Moreover, his contributions to the sport of jiu jitsu are legendary. Danaher's innovative leg lock system has fundamentally altered the way athletes train, and has contributed to a massive shift in competitive practice.
Given these accolades, it may come as a surprise that Danaher himself has never competed. After living with severe knee problems and enduring multiple surgeries, he recognized early on that he would never be able to compete at a world-class calibre. What he could do, as a former philosophy PhD student, was to use his mind and superior thinking skills to develop cutting edge strategies and tools to offer his pupils.
More than just components in a philosophy of martial arts, these strategies can be repurposed to suit almost any skill, and can accelerate your own personal journey towards expertise.
Here are five mental models that Danaher uses to propel his disciples to mastery.
Salman Khan is a true pioneer of online education. The Khan Academy videos he started making in 2005 have been viewed over 1.8 billion times, and his work has helped to accelerate the learning of more than 100 million people. His creative approach to distance education—removing long-winded lectures from the equation and focusing on mastery learning—has revolutionized the way people acquire new knowledge and skills.
How does Sal Khan generate his creative insights while maintaining a feverish pace of productivity? What approach has helped Khan to redesign education from first principles, while larger institutions have struggled to adapt?

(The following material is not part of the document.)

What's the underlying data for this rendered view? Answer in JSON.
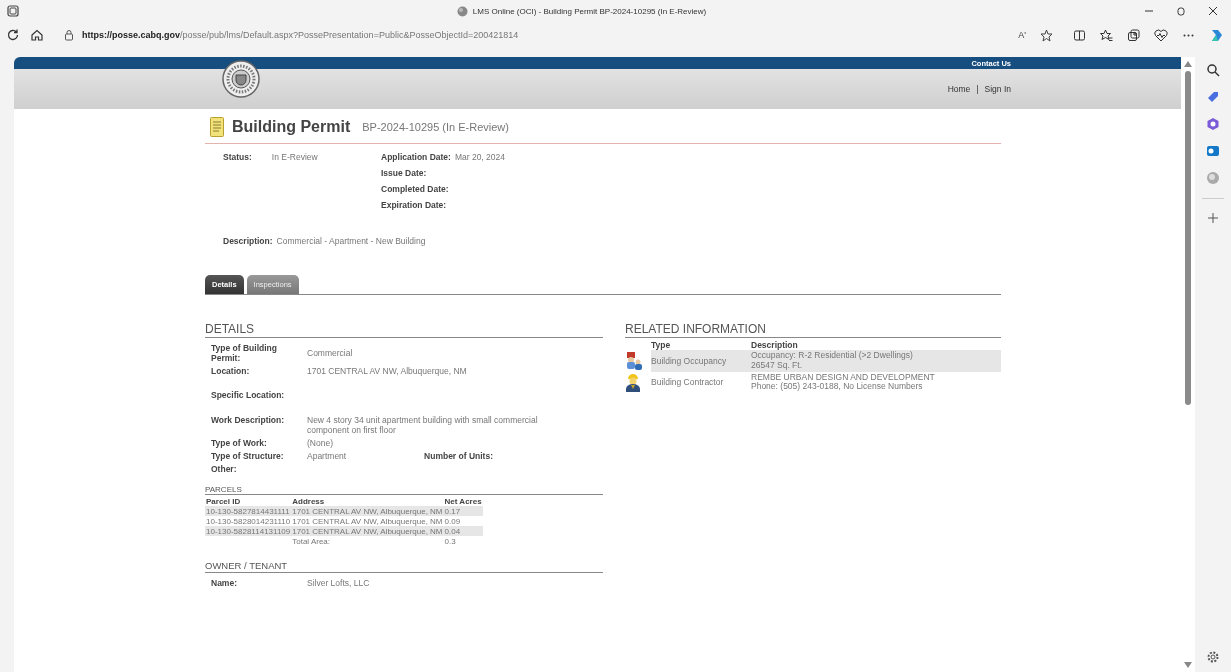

Note: this post is a long one, and lists over 120 books. I included an index below to help navigate it.
Reading List Index: